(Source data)

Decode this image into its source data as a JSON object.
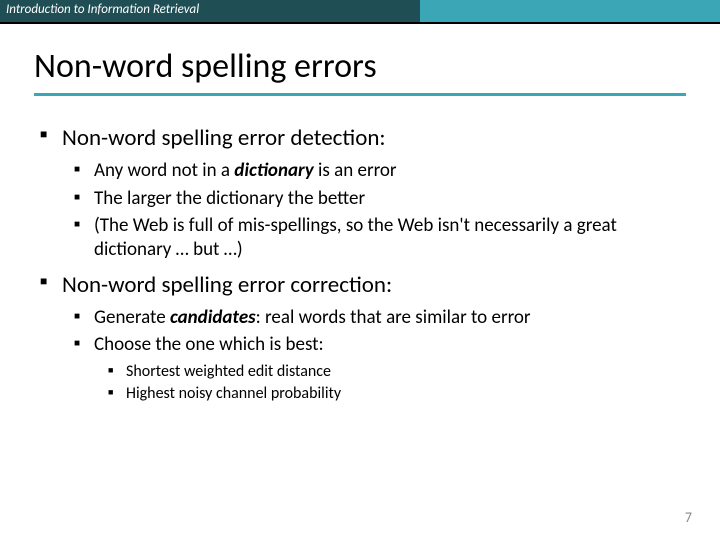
{
  "header": {
    "course": "Introduction to Information Retrieval"
  },
  "title": "Non-word spelling errors",
  "bullets": {
    "b1": {
      "text": "Non-word spelling error detection:",
      "sub": {
        "s1_pre": "Any word not in a ",
        "s1_em": "dictionary",
        "s1_post": " is an error",
        "s2": "The larger the dictionary the better",
        "s3": "(The Web is full of mis-spellings, so the Web isn't necessarily a great dictionary … but …)"
      }
    },
    "b2": {
      "text": "Non-word spelling error correction:",
      "sub": {
        "s1_pre": "Generate ",
        "s1_em": "candidates",
        "s1_post": ": real words that are similar to error",
        "s2": "Choose the one which is best:",
        "s2sub": {
          "a": "Shortest weighted edit distance",
          "b": "Highest noisy channel probability"
        }
      }
    }
  },
  "page_number": "7"
}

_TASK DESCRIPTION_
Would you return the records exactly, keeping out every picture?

_EXERCISE RESULT_
Decode this image into its source data as a JSON object.
{
  "header": {
    "course": "Introduction to Information Retrieval"
  },
  "title": "Non-word spelling errors",
  "bullets": {
    "b1": {
      "text": "Non-word spelling error detection:",
      "sub": {
        "s1_pre": "Any word not in a ",
        "s1_em": "dictionary",
        "s1_post": " is an error",
        "s2": "The larger the dictionary the better",
        "s3": "(The Web is full of mis-spellings, so the Web isn't necessarily a great dictionary … but …)"
      }
    },
    "b2": {
      "text": "Non-word spelling error correction:",
      "sub": {
        "s1_pre": "Generate ",
        "s1_em": "candidates",
        "s1_post": ": real words that are similar to error",
        "s2": "Choose the one which is best:",
        "s2sub": {
          "a": "Shortest weighted edit distance",
          "b": "Highest noisy channel probability"
        }
      }
    }
  },
  "page_number": "7"
}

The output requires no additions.